Instead of numerical longitudes and latitudes, a grid with 30 rows and 30 columns - each cell denoted by the numbers 0-9 and the twenty consonants of the Latin alphabet - is laid over the flattened globe. A NAC cell (or block) can be subdivided repeatedly into smaller NAC grids to yield an arbitrarily small area, subject to the ±1 m limitations of the World Geodetic System (WGS) data of 1984.
A NAC represents an area on the earth—the longer the NAC, the smaller the area (and thereby, location) represented. A ten-character NAC can uniquely specify any building, house, or fixed object in the world. An eight-character NAC specifies an area no larger than 25 metres by 50 metres, while a ten-character NAC cell is no larger than 0.8 metres by 1.6 metres.
Using a base 30 positional numeral system, NAC uses an alternate method which excludes vowels and avoids potential confusion between "0" (zero) and "O" (capital "o"), and "1" (one) and "I" (capital "i"):
For example, the ten-character NAC for the centre of the city of Brussels is HBV6R RG77T.
The full NAC system provides a third coordinate: altitude. This coordinate is the arctangent of the altitude, relative to the Earth's radius, and scaled so that the zero point (000...) is at the centre of the Earth, the midpoint (H00...) is the local radius of the geoid, i.e. the Earth's surface, and the endpoint (ZZZ...) is at infinity.

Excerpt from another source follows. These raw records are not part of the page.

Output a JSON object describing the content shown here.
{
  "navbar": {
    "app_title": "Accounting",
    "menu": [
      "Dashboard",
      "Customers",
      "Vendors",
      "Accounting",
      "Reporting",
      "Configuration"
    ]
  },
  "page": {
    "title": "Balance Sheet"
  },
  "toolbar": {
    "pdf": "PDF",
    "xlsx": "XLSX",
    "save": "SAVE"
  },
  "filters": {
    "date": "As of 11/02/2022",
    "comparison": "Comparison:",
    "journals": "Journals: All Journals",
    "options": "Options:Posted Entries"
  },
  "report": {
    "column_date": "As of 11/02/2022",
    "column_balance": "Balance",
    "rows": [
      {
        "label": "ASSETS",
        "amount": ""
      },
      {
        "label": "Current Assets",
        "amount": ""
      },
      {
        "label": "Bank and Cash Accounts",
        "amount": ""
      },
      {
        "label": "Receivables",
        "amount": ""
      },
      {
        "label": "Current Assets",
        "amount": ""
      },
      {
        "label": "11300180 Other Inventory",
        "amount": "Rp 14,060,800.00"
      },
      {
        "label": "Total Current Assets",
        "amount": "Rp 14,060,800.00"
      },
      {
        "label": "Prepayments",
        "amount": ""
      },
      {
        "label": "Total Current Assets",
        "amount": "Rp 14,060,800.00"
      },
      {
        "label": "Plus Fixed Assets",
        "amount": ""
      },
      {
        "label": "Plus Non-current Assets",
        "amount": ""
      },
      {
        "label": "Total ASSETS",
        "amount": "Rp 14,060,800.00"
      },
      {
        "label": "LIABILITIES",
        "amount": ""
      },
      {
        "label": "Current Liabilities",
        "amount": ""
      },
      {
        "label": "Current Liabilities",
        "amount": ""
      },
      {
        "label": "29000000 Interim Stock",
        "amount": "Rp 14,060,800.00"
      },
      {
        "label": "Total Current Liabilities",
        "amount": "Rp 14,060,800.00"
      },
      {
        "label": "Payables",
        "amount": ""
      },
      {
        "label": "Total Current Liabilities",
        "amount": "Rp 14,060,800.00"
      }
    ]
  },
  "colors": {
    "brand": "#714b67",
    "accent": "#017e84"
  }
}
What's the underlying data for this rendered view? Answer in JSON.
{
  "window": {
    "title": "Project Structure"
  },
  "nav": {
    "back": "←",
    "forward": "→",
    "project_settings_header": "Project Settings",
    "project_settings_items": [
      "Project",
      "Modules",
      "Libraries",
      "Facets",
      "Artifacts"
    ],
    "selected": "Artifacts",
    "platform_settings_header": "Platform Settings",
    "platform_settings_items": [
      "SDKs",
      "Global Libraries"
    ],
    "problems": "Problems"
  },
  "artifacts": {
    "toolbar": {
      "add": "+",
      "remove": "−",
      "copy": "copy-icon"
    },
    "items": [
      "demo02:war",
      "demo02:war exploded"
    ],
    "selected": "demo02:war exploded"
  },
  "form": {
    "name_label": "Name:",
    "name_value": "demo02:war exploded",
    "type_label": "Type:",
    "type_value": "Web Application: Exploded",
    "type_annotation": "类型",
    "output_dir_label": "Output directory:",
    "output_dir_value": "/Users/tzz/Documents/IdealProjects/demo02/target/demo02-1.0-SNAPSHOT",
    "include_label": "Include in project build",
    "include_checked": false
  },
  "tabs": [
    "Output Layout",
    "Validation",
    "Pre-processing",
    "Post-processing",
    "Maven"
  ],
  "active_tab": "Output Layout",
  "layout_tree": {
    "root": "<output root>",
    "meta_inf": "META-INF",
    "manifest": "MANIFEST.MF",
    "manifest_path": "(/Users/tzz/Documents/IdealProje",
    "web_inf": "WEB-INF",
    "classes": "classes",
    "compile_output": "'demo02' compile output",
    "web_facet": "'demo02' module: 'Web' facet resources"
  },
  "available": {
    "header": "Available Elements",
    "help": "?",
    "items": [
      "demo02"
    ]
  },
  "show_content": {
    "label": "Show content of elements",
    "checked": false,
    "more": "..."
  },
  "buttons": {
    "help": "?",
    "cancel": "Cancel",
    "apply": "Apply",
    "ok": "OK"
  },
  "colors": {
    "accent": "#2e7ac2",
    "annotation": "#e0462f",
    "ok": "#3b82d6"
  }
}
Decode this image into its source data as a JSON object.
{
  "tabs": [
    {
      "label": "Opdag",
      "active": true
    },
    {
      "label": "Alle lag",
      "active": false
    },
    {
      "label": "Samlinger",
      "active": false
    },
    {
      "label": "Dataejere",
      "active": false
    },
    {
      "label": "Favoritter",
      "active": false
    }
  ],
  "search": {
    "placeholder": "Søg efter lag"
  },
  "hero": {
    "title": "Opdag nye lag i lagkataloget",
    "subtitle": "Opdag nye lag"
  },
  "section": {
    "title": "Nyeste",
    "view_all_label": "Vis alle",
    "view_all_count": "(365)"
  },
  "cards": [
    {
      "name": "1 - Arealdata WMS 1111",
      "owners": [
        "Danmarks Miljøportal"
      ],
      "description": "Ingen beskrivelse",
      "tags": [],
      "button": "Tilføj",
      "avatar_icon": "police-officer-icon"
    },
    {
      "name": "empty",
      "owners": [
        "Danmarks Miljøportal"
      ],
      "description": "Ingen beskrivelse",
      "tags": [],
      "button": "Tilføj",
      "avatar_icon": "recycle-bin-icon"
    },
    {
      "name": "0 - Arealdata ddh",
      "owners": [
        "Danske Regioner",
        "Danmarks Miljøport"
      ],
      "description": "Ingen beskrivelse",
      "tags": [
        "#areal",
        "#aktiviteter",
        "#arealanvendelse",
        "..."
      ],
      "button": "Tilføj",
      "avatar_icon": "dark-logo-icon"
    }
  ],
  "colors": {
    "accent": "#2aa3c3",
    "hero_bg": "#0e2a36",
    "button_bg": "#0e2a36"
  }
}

For example, the three-dimensional NAC for the centre of Brussels, at ground level, is HBV6R RG77T H0000.